## [DATA EXTRACTS]

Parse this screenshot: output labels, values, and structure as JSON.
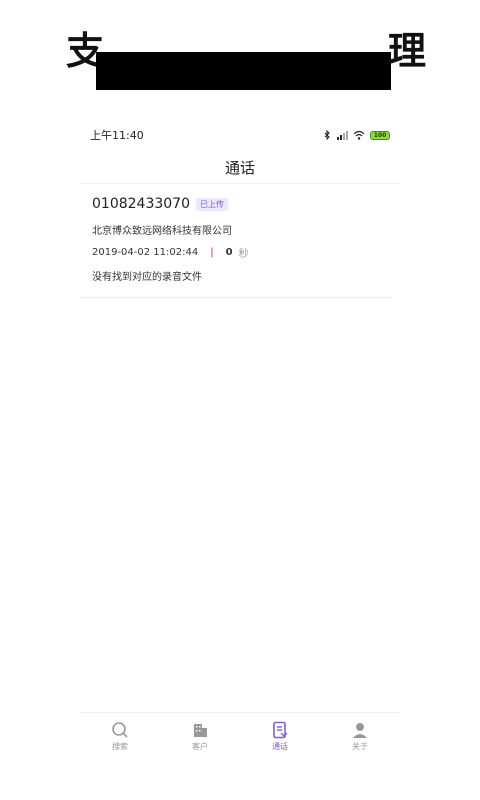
{
  "banner": {
    "title": "支",
    "title_tail": "理"
  },
  "status_bar": {
    "time": "上午11:40",
    "battery": "100"
  },
  "header": {
    "title": "通话"
  },
  "call": {
    "number": "01082433070",
    "badge": "已上传",
    "company": "北京博众致远网络科技有限公司",
    "datetime": "2019-04-02 11:02:44",
    "separator": "|",
    "duration": "0",
    "duration_unit": "秒",
    "note": "没有找到对应的录音文件"
  },
  "tabs": [
    {
      "label": "搜索",
      "icon": "search-icon"
    },
    {
      "label": "客户",
      "icon": "building-icon"
    },
    {
      "label": "通话",
      "icon": "call-log-icon",
      "active": true
    },
    {
      "label": "关于",
      "icon": "user-icon"
    }
  ],
  "colors": {
    "accent": "#7d62c9",
    "inactive": "#999999"
  }
}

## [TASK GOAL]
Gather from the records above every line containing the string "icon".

## [REPLY]
      "icon": "search-icon"
      "icon": "building-icon"
      "icon": "call-log-icon",
      "icon": "user-icon"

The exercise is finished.